  • Babies born too soon refers to babies born before 37 weeks of pregnancy are completed.
  • Preterm birth complications are the leading cause of death for children under 5, causing an estimated 1 million deaths in 2015 globally.
  • An estimated 15 million babies are born preterm every year – more than 1 in 10 babies around the world.
  • Rates of preterm birth are rising in the majority of countries with adequate data. Across 184 countries, the rate of preterm birth ranges from 5% to 18% of babies born.
    (World Health Organization, key facts preterm birth (02/2018)
Skin-to-skin contact as early after birth and continuously as possible has positive and protective effects, including e.g. regulation of cardiac and respiratory rates, prevention of sepsis, hypothermia and hypoglycaemia, reduced hospital readmission. It has been linked to better reflexes at term and better development at preschool age and beyond. It also supports early initiation and continuation of exclusive breastfeeding.

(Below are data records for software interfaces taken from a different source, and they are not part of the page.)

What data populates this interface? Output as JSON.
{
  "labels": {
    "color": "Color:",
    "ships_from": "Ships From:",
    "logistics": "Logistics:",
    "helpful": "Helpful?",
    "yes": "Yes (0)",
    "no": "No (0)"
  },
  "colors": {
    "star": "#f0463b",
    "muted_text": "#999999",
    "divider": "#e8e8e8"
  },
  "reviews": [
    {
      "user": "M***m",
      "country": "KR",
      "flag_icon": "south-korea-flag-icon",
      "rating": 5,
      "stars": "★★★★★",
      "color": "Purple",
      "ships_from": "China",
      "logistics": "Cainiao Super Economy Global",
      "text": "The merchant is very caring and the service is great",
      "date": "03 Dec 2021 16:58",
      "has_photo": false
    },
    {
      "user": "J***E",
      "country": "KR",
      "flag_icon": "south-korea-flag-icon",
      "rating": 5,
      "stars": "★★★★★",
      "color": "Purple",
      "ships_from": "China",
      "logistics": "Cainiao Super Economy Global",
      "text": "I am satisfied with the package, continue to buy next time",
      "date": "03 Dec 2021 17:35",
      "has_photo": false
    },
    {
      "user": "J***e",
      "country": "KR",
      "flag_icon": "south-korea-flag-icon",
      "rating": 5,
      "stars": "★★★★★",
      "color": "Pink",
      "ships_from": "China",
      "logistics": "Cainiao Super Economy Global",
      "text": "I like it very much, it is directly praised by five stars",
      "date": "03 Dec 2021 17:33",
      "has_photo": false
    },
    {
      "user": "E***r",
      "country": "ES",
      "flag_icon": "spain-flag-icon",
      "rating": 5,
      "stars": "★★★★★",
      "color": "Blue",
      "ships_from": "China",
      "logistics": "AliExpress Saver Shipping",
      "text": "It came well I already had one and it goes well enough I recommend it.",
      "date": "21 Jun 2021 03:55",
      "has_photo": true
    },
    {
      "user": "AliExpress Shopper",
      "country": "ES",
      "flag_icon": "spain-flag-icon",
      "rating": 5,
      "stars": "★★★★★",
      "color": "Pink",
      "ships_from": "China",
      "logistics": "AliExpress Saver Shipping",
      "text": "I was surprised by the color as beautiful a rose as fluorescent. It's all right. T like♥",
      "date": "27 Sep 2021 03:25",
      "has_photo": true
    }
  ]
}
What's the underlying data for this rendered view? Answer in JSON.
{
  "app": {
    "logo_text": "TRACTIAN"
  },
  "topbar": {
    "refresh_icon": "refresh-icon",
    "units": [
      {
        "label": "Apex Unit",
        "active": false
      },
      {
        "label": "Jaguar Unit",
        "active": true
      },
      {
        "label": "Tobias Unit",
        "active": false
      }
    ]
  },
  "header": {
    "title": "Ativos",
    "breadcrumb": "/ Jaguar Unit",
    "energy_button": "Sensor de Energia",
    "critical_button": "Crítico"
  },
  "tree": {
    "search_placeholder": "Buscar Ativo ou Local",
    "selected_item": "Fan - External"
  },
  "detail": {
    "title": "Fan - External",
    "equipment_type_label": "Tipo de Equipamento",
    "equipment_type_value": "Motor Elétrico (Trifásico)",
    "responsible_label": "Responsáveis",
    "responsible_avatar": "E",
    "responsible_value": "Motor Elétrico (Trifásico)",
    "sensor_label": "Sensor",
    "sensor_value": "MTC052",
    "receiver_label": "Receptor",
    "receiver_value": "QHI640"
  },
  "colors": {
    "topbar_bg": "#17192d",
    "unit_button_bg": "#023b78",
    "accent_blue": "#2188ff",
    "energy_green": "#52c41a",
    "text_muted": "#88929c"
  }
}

Supporting Families:

Parents who are actively involved in the care of their newborn and are in close physical and emotional contact with their baby as early after birth as possible and during hospitalisation can have great benefits on the short- and long-term outcome of their baby, including for example: less need for respiratory support, increased weight gain, improved breastfeeding, shortened hospital stay, less readmission to hospital, or better neurodevelopmental outcome. Active involvement reduces parental stress, equips parents in better taking care of their baby and has positive effects on the parent-child relationship and family life at home, after hospitalisation.

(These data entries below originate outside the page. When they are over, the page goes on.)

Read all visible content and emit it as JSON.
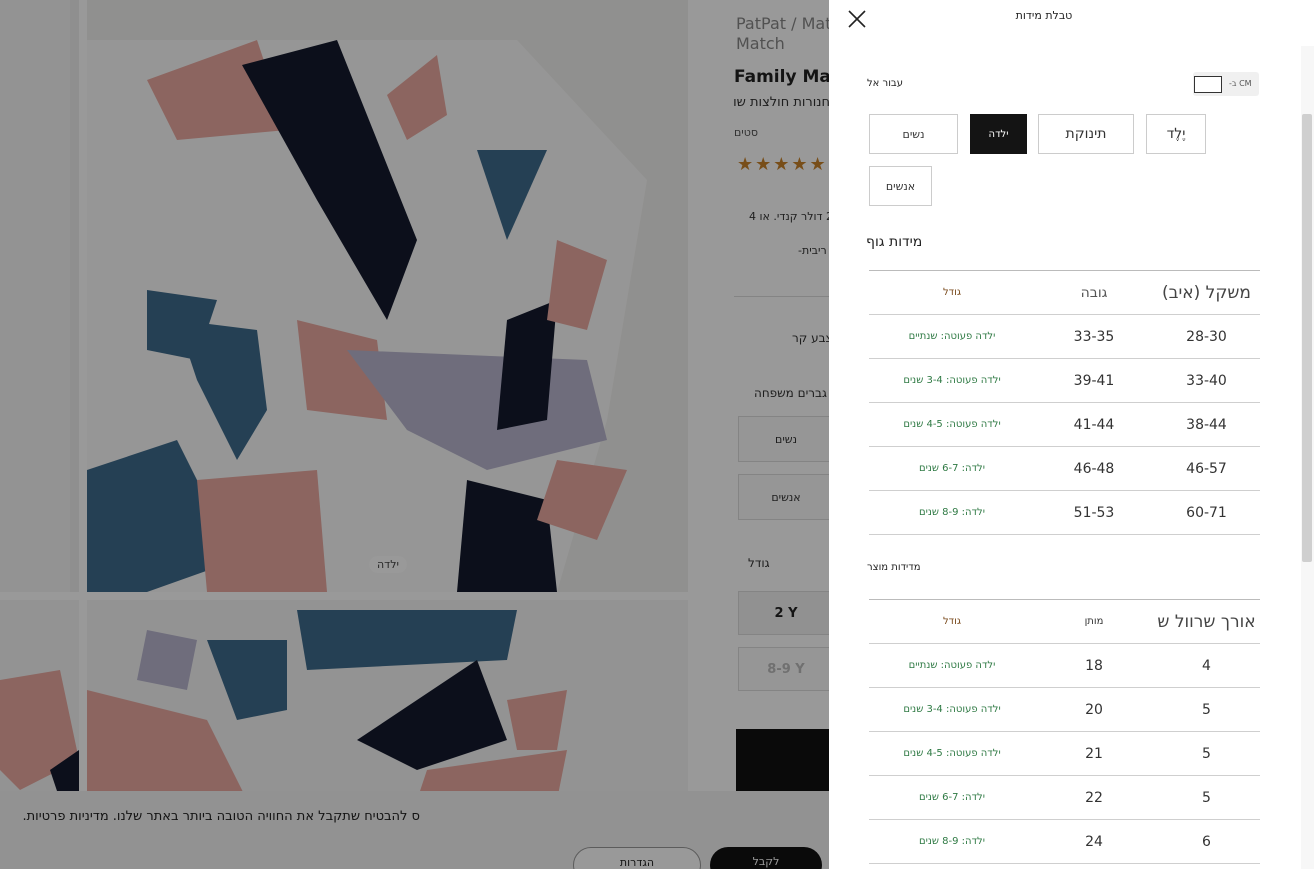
{
  "background_page": {
    "breadcrumb": "PatPat / Mat Family Match",
    "product_title": "Family Ma",
    "product_subtitle": "חנורות חולצות שו",
    "sold_label": "סטים",
    "price_text": "28 דולר קנדי. או 4",
    "interest_text": "ן ריבית-",
    "color_label": "צבע קר",
    "family_label": "גברים משפחה",
    "family_options": [
      "נשים",
      "אנשים"
    ],
    "size_label": "גודל",
    "size_options": [
      "2 Y",
      "8-9 Y"
    ],
    "photo_label": "ילדה",
    "cookie_text": "ס להבטיח שתקבל את החוויה הטובה ביותר באתר שלנו. מדיניות פרטיות.",
    "cookie_accept": "לקבל",
    "cookie_settings": "הגדרות"
  },
  "drawer": {
    "title": "טבלת מידות",
    "for_label": "עבור אל",
    "unit_label": "CM ב-",
    "tabs": {
      "women": "נשים",
      "girl": "ילדה",
      "baby": "תינוקת",
      "boy": "יֶלֶד",
      "men": "אנשים"
    },
    "active_tab": "girl",
    "body_title": "מידות גוף",
    "body_table": {
      "headers": {
        "size": "גודל",
        "height": "גובה",
        "weight": "משקל (איב)"
      },
      "rows": [
        {
          "size": "ילדה פעוטה: שנתיים",
          "height": "33-35",
          "weight": "28-30"
        },
        {
          "size": "ילדה פעוטה: 3-4 שנים",
          "height": "39-41",
          "weight": "33-40"
        },
        {
          "size": "ילדה פעוטה: 4-5 שנים",
          "height": "41-44",
          "weight": "38-44"
        },
        {
          "size": "ילדה: 6-7 שנים",
          "height": "46-48",
          "weight": "46-57"
        },
        {
          "size": "ילדה: 8-9 שנים",
          "height": "51-53",
          "weight": "60-71"
        }
      ]
    },
    "product_title": "מדידות מוצר",
    "product_table": {
      "headers": {
        "size": "גודל",
        "waist": "מותן",
        "sleeve": "אורך שרוול ש"
      },
      "rows": [
        {
          "size": "ילדה פעוטה: שנתיים",
          "waist": "18",
          "sleeve": "4"
        },
        {
          "size": "ילדה פעוטה: 3-4 שנים",
          "waist": "20",
          "sleeve": "5"
        },
        {
          "size": "ילדה פעוטה: 4-5 שנים",
          "waist": "21",
          "sleeve": "5"
        },
        {
          "size": "ילדה: 6-7 שנים",
          "waist": "22",
          "sleeve": "5"
        },
        {
          "size": "ילדה: 8-9 שנים",
          "waist": "24",
          "sleeve": "6"
        }
      ]
    }
  },
  "icons": {
    "close": "close-icon",
    "star": "star-icon"
  },
  "colors": {
    "overlay": "rgba(0,0,0,0.4)",
    "active_tab": "#141414",
    "size_green": "#2f7a44",
    "star": "#c8832a"
  }
}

Head of High Care Neonatal Unit at Charlotte Maxeke Noma-Afrika Selekane, Known as super nurse Selekane has been in charge of the unit for more than 10 years. Photo Thulani Mbele. 01/05/2019

Supporting healthcare professionals:

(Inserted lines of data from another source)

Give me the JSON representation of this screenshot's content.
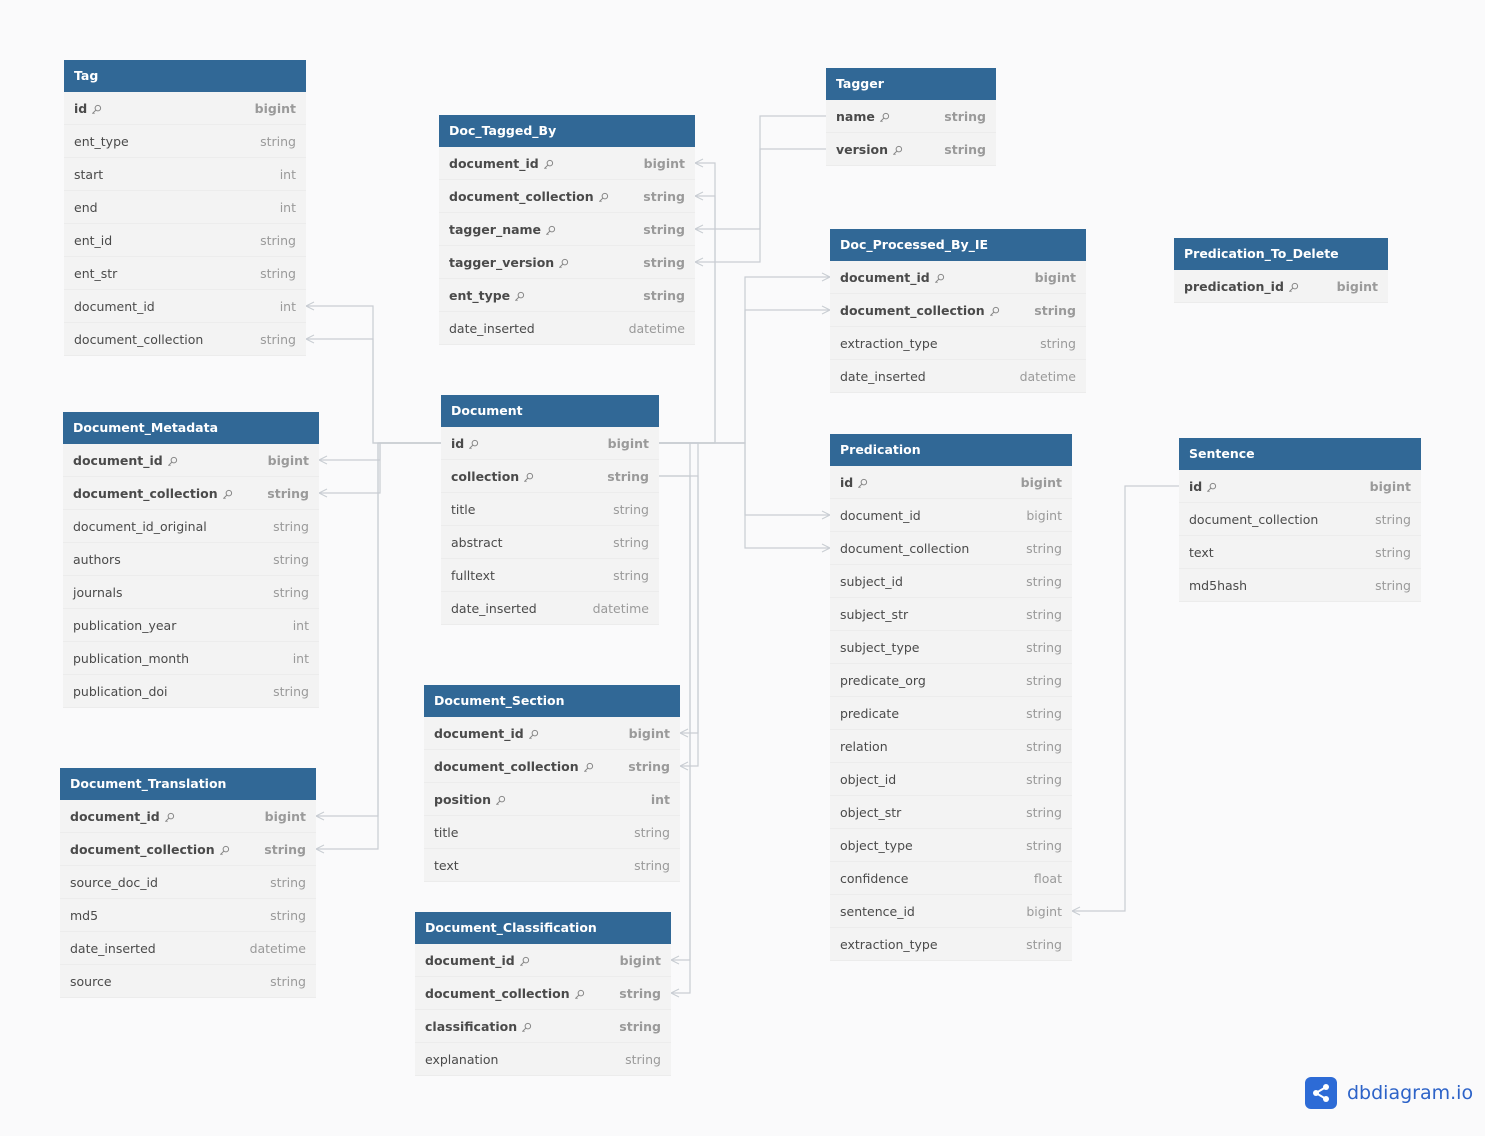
{
  "colors": {
    "header": "#316896",
    "row": "#f3f3f3",
    "link": "#c9cdd3",
    "brand": "#2d6bd6"
  },
  "brand": {
    "name": "dbdiagram.io",
    "icon": "share-nodes-icon"
  },
  "tables": [
    {
      "name": "Tag",
      "columns": [
        [
          "id",
          "bigint",
          true
        ],
        [
          "ent_type",
          "string",
          false
        ],
        [
          "start",
          "int",
          false
        ],
        [
          "end",
          "int",
          false
        ],
        [
          "ent_id",
          "string",
          false
        ],
        [
          "ent_str",
          "string",
          false
        ],
        [
          "document_id",
          "int",
          false
        ],
        [
          "document_collection",
          "string",
          false
        ]
      ]
    },
    {
      "name": "Doc_Tagged_By",
      "columns": [
        [
          "document_id",
          "bigint",
          true
        ],
        [
          "document_collection",
          "string",
          true
        ],
        [
          "tagger_name",
          "string",
          true
        ],
        [
          "tagger_version",
          "string",
          true
        ],
        [
          "ent_type",
          "string",
          true
        ],
        [
          "date_inserted",
          "datetime",
          false
        ]
      ]
    },
    {
      "name": "Tagger",
      "columns": [
        [
          "name",
          "string",
          true
        ],
        [
          "version",
          "string",
          true
        ]
      ]
    },
    {
      "name": "Doc_Processed_By_IE",
      "columns": [
        [
          "document_id",
          "bigint",
          true
        ],
        [
          "document_collection",
          "string",
          true
        ],
        [
          "extraction_type",
          "string",
          false
        ],
        [
          "date_inserted",
          "datetime",
          false
        ]
      ]
    },
    {
      "name": "Predication_To_Delete",
      "columns": [
        [
          "predication_id",
          "bigint",
          true
        ]
      ]
    },
    {
      "name": "Document_Metadata",
      "columns": [
        [
          "document_id",
          "bigint",
          true
        ],
        [
          "document_collection",
          "string",
          true
        ],
        [
          "document_id_original",
          "string",
          false
        ],
        [
          "authors",
          "string",
          false
        ],
        [
          "journals",
          "string",
          false
        ],
        [
          "publication_year",
          "int",
          false
        ],
        [
          "publication_month",
          "int",
          false
        ],
        [
          "publication_doi",
          "string",
          false
        ]
      ]
    },
    {
      "name": "Document",
      "columns": [
        [
          "id",
          "bigint",
          true
        ],
        [
          "collection",
          "string",
          true
        ],
        [
          "title",
          "string",
          false
        ],
        [
          "abstract",
          "string",
          false
        ],
        [
          "fulltext",
          "string",
          false
        ],
        [
          "date_inserted",
          "datetime",
          false
        ]
      ]
    },
    {
      "name": "Predication",
      "columns": [
        [
          "id",
          "bigint",
          true
        ],
        [
          "document_id",
          "bigint",
          false
        ],
        [
          "document_collection",
          "string",
          false
        ],
        [
          "subject_id",
          "string",
          false
        ],
        [
          "subject_str",
          "string",
          false
        ],
        [
          "subject_type",
          "string",
          false
        ],
        [
          "predicate_org",
          "string",
          false
        ],
        [
          "predicate",
          "string",
          false
        ],
        [
          "relation",
          "string",
          false
        ],
        [
          "object_id",
          "string",
          false
        ],
        [
          "object_str",
          "string",
          false
        ],
        [
          "object_type",
          "string",
          false
        ],
        [
          "confidence",
          "float",
          false
        ],
        [
          "sentence_id",
          "bigint",
          false
        ],
        [
          "extraction_type",
          "string",
          false
        ]
      ]
    },
    {
      "name": "Sentence",
      "columns": [
        [
          "id",
          "bigint",
          true
        ],
        [
          "document_collection",
          "string",
          false
        ],
        [
          "text",
          "string",
          false
        ],
        [
          "md5hash",
          "string",
          false
        ]
      ]
    },
    {
      "name": "Document_Section",
      "columns": [
        [
          "document_id",
          "bigint",
          true
        ],
        [
          "document_collection",
          "string",
          true
        ],
        [
          "position",
          "int",
          true
        ],
        [
          "title",
          "string",
          false
        ],
        [
          "text",
          "string",
          false
        ]
      ]
    },
    {
      "name": "Document_Translation",
      "columns": [
        [
          "document_id",
          "bigint",
          true
        ],
        [
          "document_collection",
          "string",
          true
        ],
        [
          "source_doc_id",
          "string",
          false
        ],
        [
          "md5",
          "string",
          false
        ],
        [
          "date_inserted",
          "datetime",
          false
        ],
        [
          "source",
          "string",
          false
        ]
      ]
    },
    {
      "name": "Document_Classification",
      "columns": [
        [
          "document_id",
          "bigint",
          true
        ],
        [
          "document_collection",
          "string",
          true
        ],
        [
          "classification",
          "string",
          true
        ],
        [
          "explanation",
          "string",
          false
        ]
      ]
    }
  ]
}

Evidence based, high-quality treatment and care provided in a timely, people centred manner, by a well-trained, specialised multidisciplinary team and safe staffing levels improve health outcomes and enhance staff satisfaction.

  • Newborn health is closely linked to adequate numbers of qualified nurses and/or midwives working per shift in a newborn unit.
  • Multidisciplinary teams provide the necessary skill set to deliver appropriate high-quality inpatient care.
  • Specialists help enhance feeding, neurodevelopmental and social outcomes of the baby and form part of a broader support system for families during and after hospital stay.

Strengthening health systems:

Ensure optimal working conditions including sufficient resources, adequate staff training and supervisory support, as well as support by hospital managers and health policy makers and promote respect for healthcare providers and their work.

  • Provide specific and continued training / continuous professional development and supportive supervision to advance skills and competencies, including safe use of WASH (Water, Sanitation and Hygiene) and IPC (Infection, prevention and control) facilities.
  • Respect and recognise the profession and highly intense working conditions and responsibilities with e.g. incentives such as increased remuneration, career opportunities or establishment of a neonatal nursing cadre.
  • Establish innovative approaches to motivate and facilitate the work of clinical staff and identify ways to prevent distress and burn-out.
  • Ensure each level of care has the necessary staff per shift, equipment, commodities, supplies and diagnostics so that providers can safely care for babies born too soon, too small or sick.